WHAT THIS TASK INVOLVES
Output every entry exactly as written, skipping any pictures.

Web page and app entries:
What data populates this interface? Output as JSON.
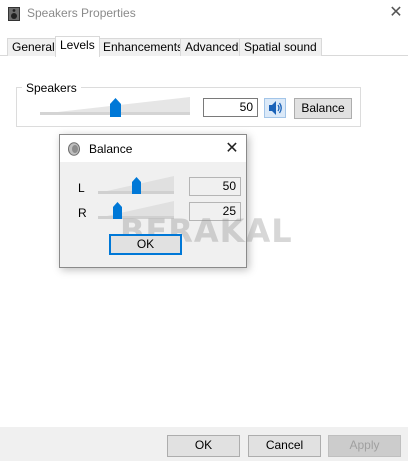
{
  "window": {
    "title": "Speakers Properties"
  },
  "tabs": [
    {
      "label": "General"
    },
    {
      "label": "Levels",
      "active": true
    },
    {
      "label": "Enhancements"
    },
    {
      "label": "Advanced"
    },
    {
      "label": "Spatial sound"
    }
  ],
  "speakers": {
    "group_label": "Speakers",
    "volume": "50",
    "volume_fraction": 0.5,
    "balance_button": "Balance",
    "speaker_icon": "speaker-icon"
  },
  "balance_dialog": {
    "title": "Balance",
    "left_label": "L",
    "left_value": "50",
    "left_fraction": 0.5,
    "right_label": "R",
    "right_value": "25",
    "right_fraction": 0.25,
    "ok_button": "OK"
  },
  "watermark": "BERAKAL",
  "footer": {
    "ok": "OK",
    "cancel": "Cancel",
    "apply": "Apply"
  },
  "colors": {
    "accent": "#0078d7",
    "disabled_text": "#a0a0a0"
  }
}
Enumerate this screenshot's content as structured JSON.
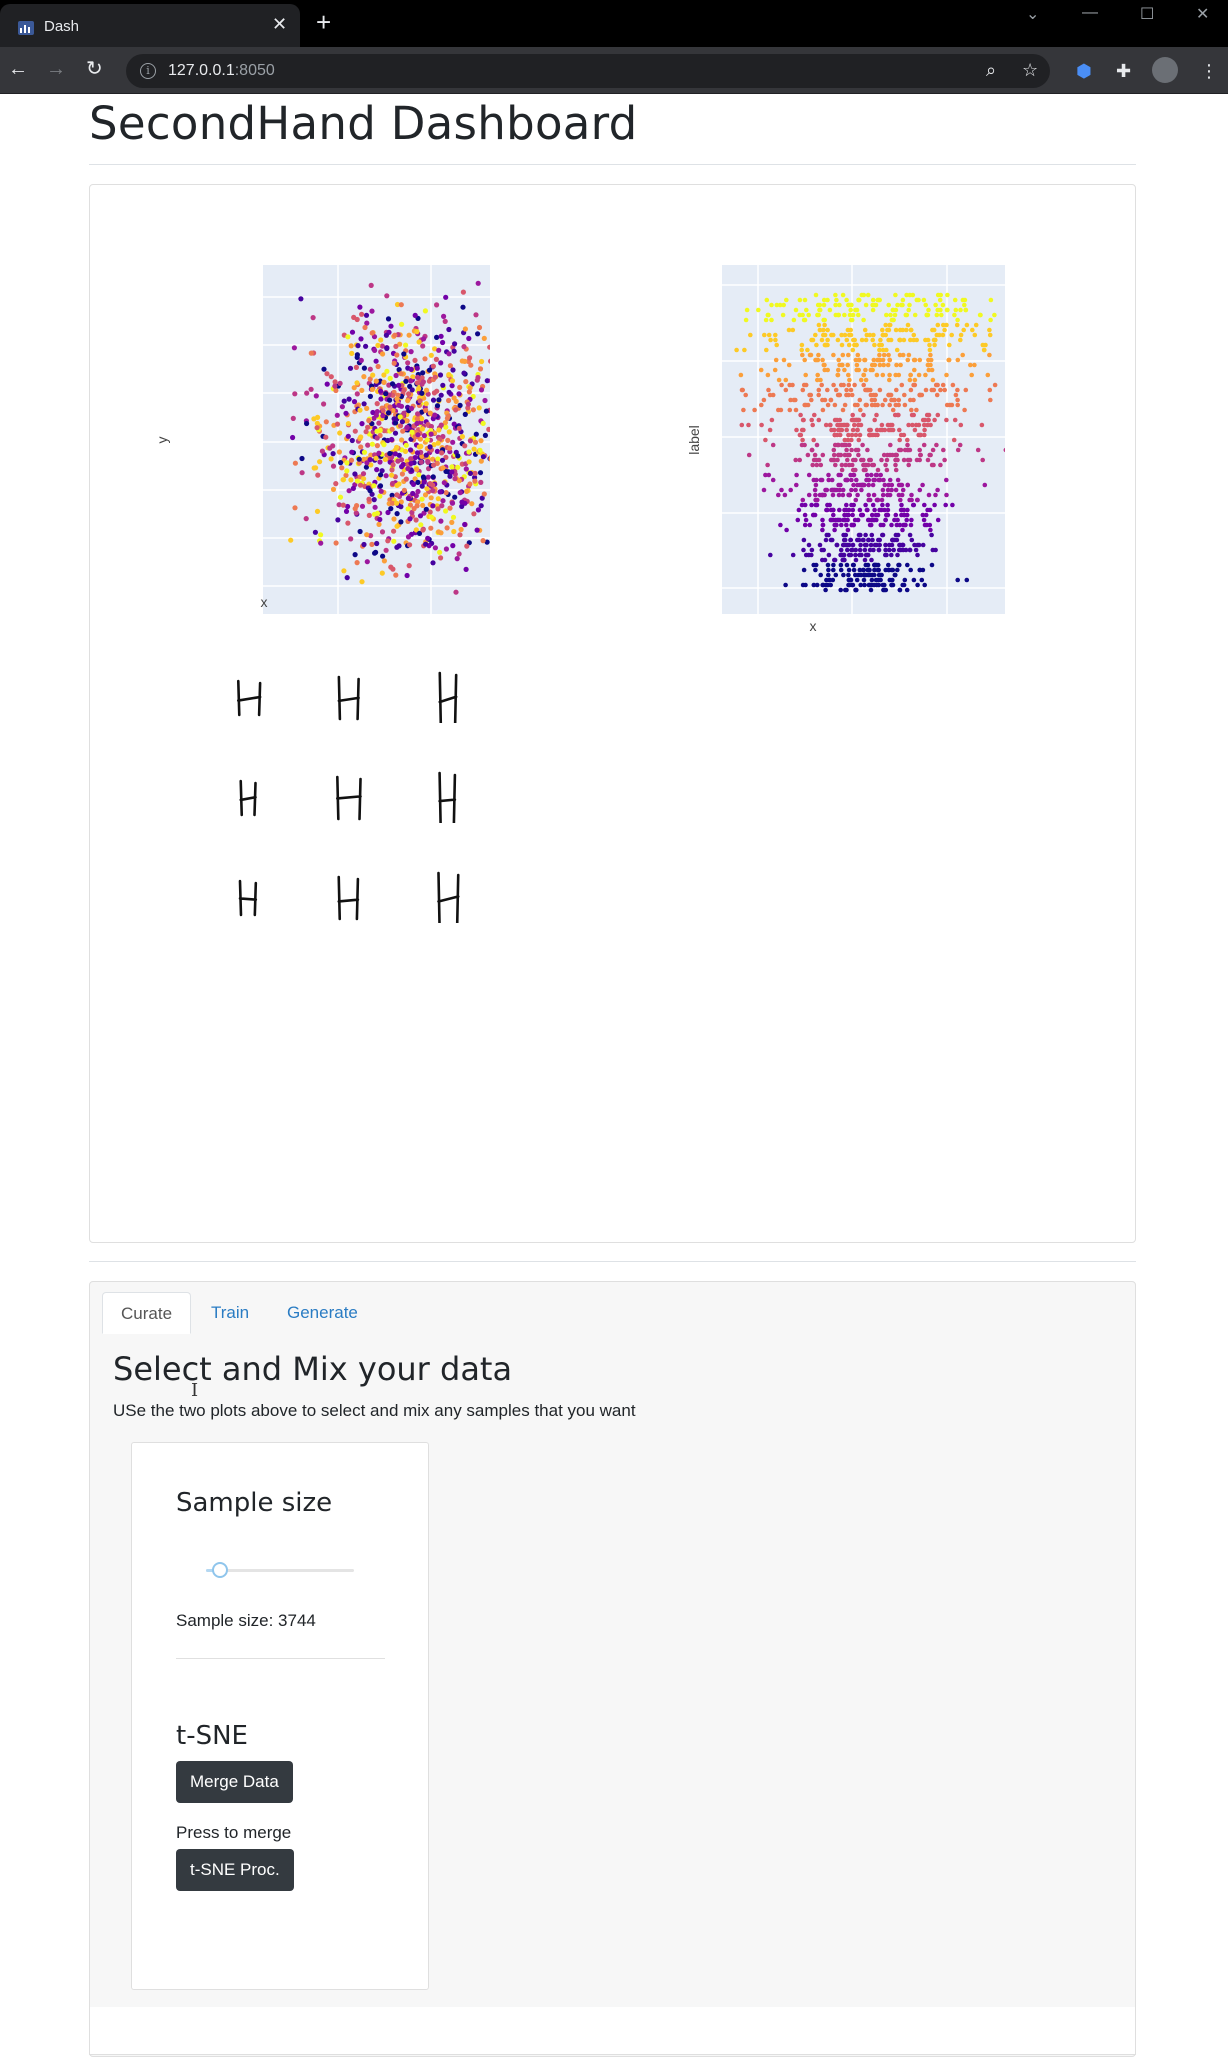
{
  "browser": {
    "tab_title": "Dash",
    "url_host": "127.0.0.1",
    "url_port": ":8050"
  },
  "page": {
    "title": "SecondHand Dashboard"
  },
  "plots": [
    {
      "xlabel": "x",
      "ylabel": "y"
    },
    {
      "xlabel": "x",
      "ylabel": "label"
    }
  ],
  "colors": {
    "plot_bg": "#e5ecf6",
    "palette": [
      "#0d0887",
      "#46039f",
      "#7201a8",
      "#9c179e",
      "#bd3786",
      "#d8576b",
      "#ed7953",
      "#fb9f3a",
      "#fdca26",
      "#f0f921"
    ],
    "button_dark": "#343a40",
    "tab_link": "#2a7cc3"
  },
  "tabs": [
    {
      "label": "Curate",
      "active": true
    },
    {
      "label": "Train",
      "active": false
    },
    {
      "label": "Generate",
      "active": false
    }
  ],
  "curate": {
    "heading": "Select and Mix your data",
    "subtitle": "USe the two plots above to select and mix any samples that you want",
    "sample_size_heading": "Sample size",
    "slider_value": 3744,
    "sample_size_text": "Sample size: 3744",
    "tsne_heading": "t-SNE",
    "merge_button": "Merge Data",
    "press_text": "Press to merge",
    "tsne_button": "t-SNE Proc."
  }
}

EXERCISE SOLUTION
What data populates this interface? Output as JSON.
{
  "window": {
    "title": "Speakers Properties"
  },
  "tabs": [
    {
      "label": "General"
    },
    {
      "label": "Levels",
      "active": true
    },
    {
      "label": "Enhancements"
    },
    {
      "label": "Advanced"
    },
    {
      "label": "Spatial sound"
    }
  ],
  "speakers": {
    "group_label": "Speakers",
    "volume": "50",
    "volume_fraction": 0.5,
    "balance_button": "Balance",
    "speaker_icon": "speaker-icon"
  },
  "balance_dialog": {
    "title": "Balance",
    "left_label": "L",
    "left_value": "50",
    "left_fraction": 0.5,
    "right_label": "R",
    "right_value": "25",
    "right_fraction": 0.25,
    "ok_button": "OK"
  },
  "watermark": "BERAKAL",
  "footer": {
    "ok": "OK",
    "cancel": "Cancel",
    "apply": "Apply"
  },
  "colors": {
    "accent": "#0078d7",
    "disabled_text": "#a0a0a0"
  }
}
Enumerate this screenshot's content as structured JSON.
{
  "browser": {
    "tab_title": "Dash",
    "url_host": "127.0.0.1",
    "url_port": ":8050"
  },
  "page": {
    "title": "SecondHand Dashboard"
  },
  "plots": [
    {
      "xlabel": "x",
      "ylabel": "y"
    },
    {
      "xlabel": "x",
      "ylabel": "label"
    }
  ],
  "colors": {
    "plot_bg": "#e5ecf6",
    "palette": [
      "#0d0887",
      "#46039f",
      "#7201a8",
      "#9c179e",
      "#bd3786",
      "#d8576b",
      "#ed7953",
      "#fb9f3a",
      "#fdca26",
      "#f0f921"
    ],
    "button_dark": "#343a40",
    "tab_link": "#2a7cc3"
  },
  "tabs": [
    {
      "label": "Curate",
      "active": true
    },
    {
      "label": "Train",
      "active": false
    },
    {
      "label": "Generate",
      "active": false
    }
  ],
  "curate": {
    "heading": "Select and Mix your data",
    "subtitle": "USe the two plots above to select and mix any samples that you want",
    "sample_size_heading": "Sample size",
    "slider_value": 3744,
    "sample_size_text": "Sample size: 3744",
    "tsne_heading": "t-SNE",
    "merge_button": "Merge Data",
    "press_text": "Press to merge",
    "tsne_button": "t-SNE Proc."
  }
}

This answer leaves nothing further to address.